SEC headquarters in Washington. (Photo: National Law Journal)

William Hinman, who recently retired as a partner in Simpson Thacher & Bartlett’s Silicon Valley office, has been named the head of the Division of Corporation Finance at the U.S. Securities and Exchange Commission. Hinman will head up the division which reviews securities filings to monitor compliance with disclosure and accounting requirements.

Hinman’s appointment comes one week after former Sullivan & Cromwell partner Jay Clayton, who represented some of the biggest names on Wall Street while in private practice, was confirmed by the Senate to head the SEC. In a press release announcing the appointment on Wednesday, Clayton said that Hinman “has spent the last 37 years working in our public and private markets, and he understands the SEC’s mission to promote capital formation while ensuring that investors have the information necessary to make informed decisions.”

Among Hinman’s notable assignments of the past few years, he helped lead the Simpson Thacher teams representing Chinese e-commerce giant Alibaba Group Holding Ltd. in its 2014 initial public offering, the largest IPO ever at $25 billion. The American Lawyer magazine gave Hinman and his Simpson Thacher partner Leiming Chen “Dealmaker of the Year” honors for their work on the Alibaba IPO. Hinman also represented the underwriters in Facebook Inc.’s 2012 initial offering.

Before joining Simpson Thacher in 2000, Hinman served as managing partner of Shearman & Sterling’s San Francisco and Menlo Park offices. Hinman, who holds an undergraduate degree from Michigan State University and a J.D. from Cornell University Law School, has taught international securities regulation at both Stanford Law School and UC-Berkeley.
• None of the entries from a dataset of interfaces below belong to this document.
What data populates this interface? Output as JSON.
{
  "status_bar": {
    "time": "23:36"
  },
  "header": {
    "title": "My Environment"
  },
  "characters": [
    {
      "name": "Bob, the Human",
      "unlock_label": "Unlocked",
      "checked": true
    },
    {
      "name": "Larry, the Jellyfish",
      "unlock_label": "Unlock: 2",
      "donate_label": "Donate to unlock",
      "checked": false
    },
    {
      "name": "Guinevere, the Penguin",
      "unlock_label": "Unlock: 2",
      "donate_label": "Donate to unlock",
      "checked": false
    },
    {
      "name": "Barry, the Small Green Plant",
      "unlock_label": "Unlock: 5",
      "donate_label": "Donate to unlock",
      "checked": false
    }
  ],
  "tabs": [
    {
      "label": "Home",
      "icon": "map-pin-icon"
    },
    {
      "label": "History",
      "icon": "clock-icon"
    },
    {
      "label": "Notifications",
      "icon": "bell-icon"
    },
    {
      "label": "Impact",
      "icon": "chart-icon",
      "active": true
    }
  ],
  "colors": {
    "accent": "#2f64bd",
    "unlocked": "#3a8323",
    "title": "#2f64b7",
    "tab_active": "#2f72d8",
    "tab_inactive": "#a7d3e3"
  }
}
“Bill has been a wonderful colleague and leader in our capital markets practice and in his field during his 17 years as a partner at the firm,” said Simpson Thacher partner William Dougherty, chairman of the firm’s executive committee. “His intellect, judgment and experience will be a tremendous asset to the SEC.”